## Data for review
== Segment start ==

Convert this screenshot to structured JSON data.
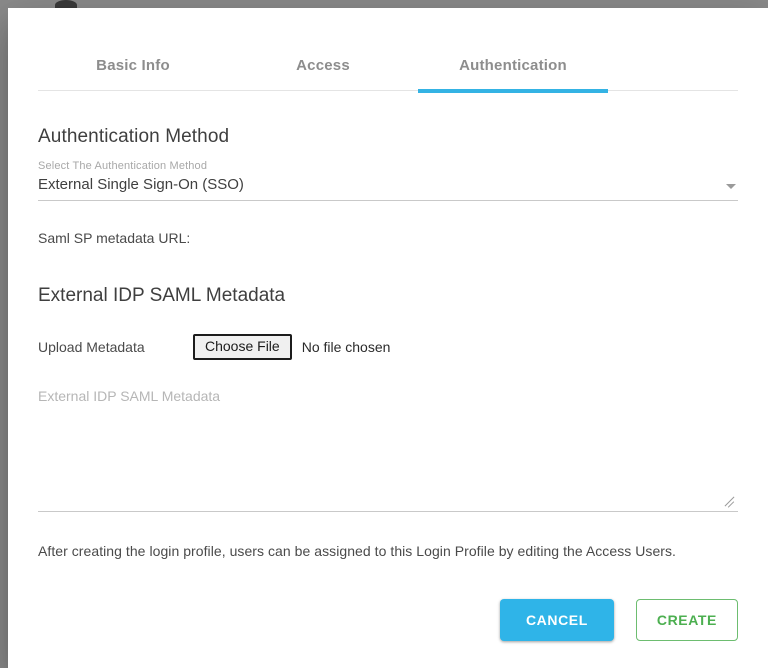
{
  "theme": {
    "accent_blue": "#2fb4e8",
    "tab_indicator": "#34b3e4",
    "create_green": "#4caf50",
    "backdrop": "#8c8c8c",
    "text_primary": "#3f3f3f",
    "text_muted": "#a8a8a8"
  },
  "tabs": [
    {
      "label": "Basic Info",
      "active": false
    },
    {
      "label": "Access",
      "active": false
    },
    {
      "label": "Authentication",
      "active": true
    }
  ],
  "auth_method": {
    "heading": "Authentication Method",
    "hint": "Select The Authentication Method",
    "selected_value": "External Single Sign-On (SSO)",
    "caret_icon": "chevron-down-icon",
    "options": [
      "External Single Sign-On (SSO)"
    ]
  },
  "saml_sp": {
    "label": "Saml SP metadata URL:",
    "value": ""
  },
  "external_idp": {
    "heading": "External IDP SAML Metadata",
    "upload_label": "Upload Metadata",
    "choose_file_label": "Choose File",
    "no_file_text": "No file chosen",
    "textarea_placeholder": "External IDP SAML Metadata",
    "textarea_value": ""
  },
  "footer": {
    "note": "After creating the login profile, users can be assigned to this Login Profile by editing the Access Users.",
    "cancel_label": "CANCEL",
    "create_label": "CREATE"
  }
}
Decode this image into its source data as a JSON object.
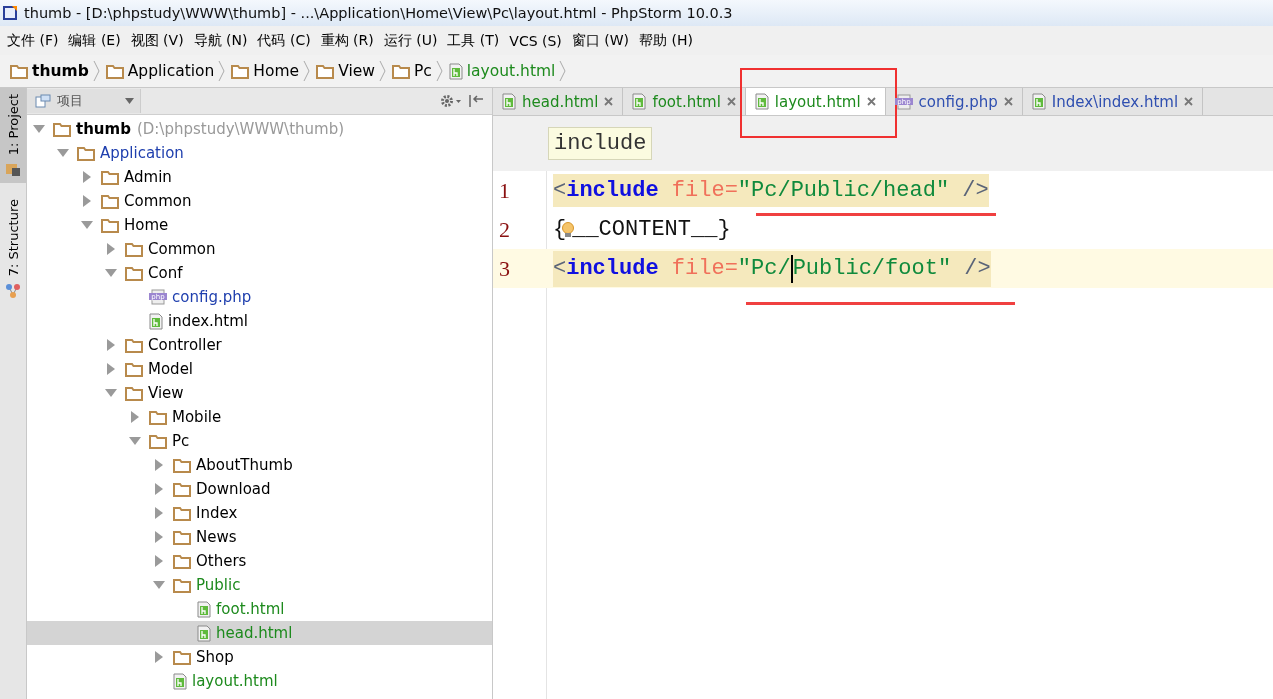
{
  "window": {
    "title": "thumb - [D:\\phpstudy\\WWW\\thumb] - ...\\Application\\Home\\View\\Pc\\layout.html - PhpStorm 10.0.3"
  },
  "menu": [
    "文件 (F)",
    "编辑 (E)",
    "视图 (V)",
    "导航 (N)",
    "代码 (C)",
    "重构 (R)",
    "运行 (U)",
    "工具 (T)",
    "VCS (S)",
    "窗口 (W)",
    "帮助 (H)"
  ],
  "breadcrumbs": [
    {
      "label": "thumb",
      "kind": "folder",
      "bold": true,
      "color": "#000000"
    },
    {
      "label": "Application",
      "kind": "folder",
      "bold": false,
      "color": "#000000"
    },
    {
      "label": "Home",
      "kind": "folder",
      "bold": false,
      "color": "#000000"
    },
    {
      "label": "View",
      "kind": "folder",
      "bold": false,
      "color": "#000000"
    },
    {
      "label": "Pc",
      "kind": "folder",
      "bold": false,
      "color": "#000000"
    },
    {
      "label": "layout.html",
      "kind": "html",
      "bold": false,
      "color": "#1d8a1d"
    }
  ],
  "side_tabs": [
    {
      "label": "1: Project",
      "kind": "project",
      "selected": true
    },
    {
      "label": "7: Structure",
      "kind": "structure",
      "selected": false
    }
  ],
  "project_panel": {
    "title": "项目",
    "tree": {
      "label": "thumb",
      "hint": "(D:\\phpstudy\\WWW\\thumb)",
      "kind": "folder",
      "bold": true,
      "color": "#000000",
      "expanded": true,
      "selected": false,
      "children": [
        {
          "label": "Application",
          "kind": "folder",
          "color": "#1f3fae",
          "expanded": true,
          "selected": false,
          "children": [
            {
              "label": "Admin",
              "kind": "folder",
              "color": "#000000",
              "expanded": false,
              "selected": false
            },
            {
              "label": "Common",
              "kind": "folder",
              "color": "#000000",
              "expanded": false,
              "selected": false
            },
            {
              "label": "Home",
              "kind": "folder",
              "color": "#000000",
              "expanded": true,
              "selected": false,
              "children": [
                {
                  "label": "Common",
                  "kind": "folder",
                  "color": "#000000",
                  "expanded": false,
                  "selected": false
                },
                {
                  "label": "Conf",
                  "kind": "folder",
                  "color": "#000000",
                  "expanded": true,
                  "selected": false,
                  "children": [
                    {
                      "label": "config.php",
                      "kind": "php",
                      "color": "#1f3fae",
                      "selected": false
                    },
                    {
                      "label": "index.html",
                      "kind": "html",
                      "color": "#000000",
                      "selected": false
                    }
                  ]
                },
                {
                  "label": "Controller",
                  "kind": "folder",
                  "color": "#000000",
                  "expanded": false,
                  "selected": false
                },
                {
                  "label": "Model",
                  "kind": "folder",
                  "color": "#000000",
                  "expanded": false,
                  "selected": false
                },
                {
                  "label": "View",
                  "kind": "folder",
                  "color": "#000000",
                  "expanded": true,
                  "selected": false,
                  "children": [
                    {
                      "label": "Mobile",
                      "kind": "folder",
                      "color": "#000000",
                      "expanded": false,
                      "selected": false
                    },
                    {
                      "label": "Pc",
                      "kind": "folder",
                      "color": "#000000",
                      "expanded": true,
                      "selected": false,
                      "children": [
                        {
                          "label": "AboutThumb",
                          "kind": "folder",
                          "color": "#000000",
                          "expanded": false,
                          "selected": false
                        },
                        {
                          "label": "Download",
                          "kind": "folder",
                          "color": "#000000",
                          "expanded": false,
                          "selected": false
                        },
                        {
                          "label": "Index",
                          "kind": "folder",
                          "color": "#000000",
                          "expanded": false,
                          "selected": false
                        },
                        {
                          "label": "News",
                          "kind": "folder",
                          "color": "#000000",
                          "expanded": false,
                          "selected": false
                        },
                        {
                          "label": "Others",
                          "kind": "folder",
                          "color": "#000000",
                          "expanded": false,
                          "selected": false
                        },
                        {
                          "label": "Public",
                          "kind": "folder",
                          "color": "#1d8a1d",
                          "expanded": true,
                          "selected": false,
                          "children": [
                            {
                              "label": "foot.html",
                              "kind": "html",
                              "color": "#1d8a1d",
                              "selected": false
                            },
                            {
                              "label": "head.html",
                              "kind": "html",
                              "color": "#1d8a1d",
                              "selected": true
                            }
                          ]
                        },
                        {
                          "label": "Shop",
                          "kind": "folder",
                          "color": "#000000",
                          "expanded": false,
                          "selected": false
                        },
                        {
                          "label": "layout.html",
                          "kind": "html",
                          "color": "#1d8a1d",
                          "selected": false
                        }
                      ]
                    }
                  ]
                }
              ]
            }
          ]
        }
      ]
    }
  },
  "tabs": [
    {
      "label": "head.html",
      "kind": "html",
      "color": "#1d8a1d",
      "selected": false
    },
    {
      "label": "foot.html",
      "kind": "html",
      "color": "#1d8a1d",
      "selected": false
    },
    {
      "label": "layout.html",
      "kind": "html",
      "color": "#1d8a1d",
      "selected": true
    },
    {
      "label": "config.php",
      "kind": "php",
      "color": "#2f4fb0",
      "selected": false
    },
    {
      "label": "Index\\index.html",
      "kind": "html",
      "color": "#2f4fb0",
      "selected": false
    }
  ],
  "editor": {
    "tag_hint": "include",
    "lines": [
      {
        "number": "1",
        "highlighted": true,
        "current": false,
        "underlined": true,
        "bulb": false,
        "tokens": [
          {
            "kind": "punct",
            "text": "<"
          },
          {
            "kind": "tag",
            "text": "include"
          },
          {
            "kind": "attr",
            "text": " file="
          },
          {
            "kind": "string",
            "text": "\"Pc/Public/head\""
          },
          {
            "kind": "punct",
            "text": " />"
          }
        ]
      },
      {
        "number": "2",
        "highlighted": false,
        "current": false,
        "underlined": false,
        "bulb": true,
        "tokens": [
          {
            "kind": "text",
            "text": "{"
          },
          {
            "kind": "text",
            "text": "__CONTENT__}"
          }
        ]
      },
      {
        "number": "3",
        "highlighted": true,
        "current": true,
        "underlined": true,
        "bulb": false,
        "tokens": [
          {
            "kind": "punct",
            "text": "<"
          },
          {
            "kind": "tag",
            "text": "include"
          },
          {
            "kind": "attr",
            "text": " file="
          },
          {
            "kind": "string",
            "text": "\"Pc/"
          },
          {
            "kind": "string",
            "text": "Public/foot\"",
            "caret": true
          },
          {
            "kind": "punct",
            "text": " />"
          }
        ]
      }
    ]
  }
}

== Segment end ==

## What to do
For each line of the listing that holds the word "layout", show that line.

## Answer section
    "title": "thumb - [D:\\phpstudy\\WWW\\thumb] - ...\\Application\\Home\\View\\Pc\\layout.html - PhpStorm 10.0.3"
      "label": "layout.html",
                          "label": "layout.html",
      "label": "layout.html",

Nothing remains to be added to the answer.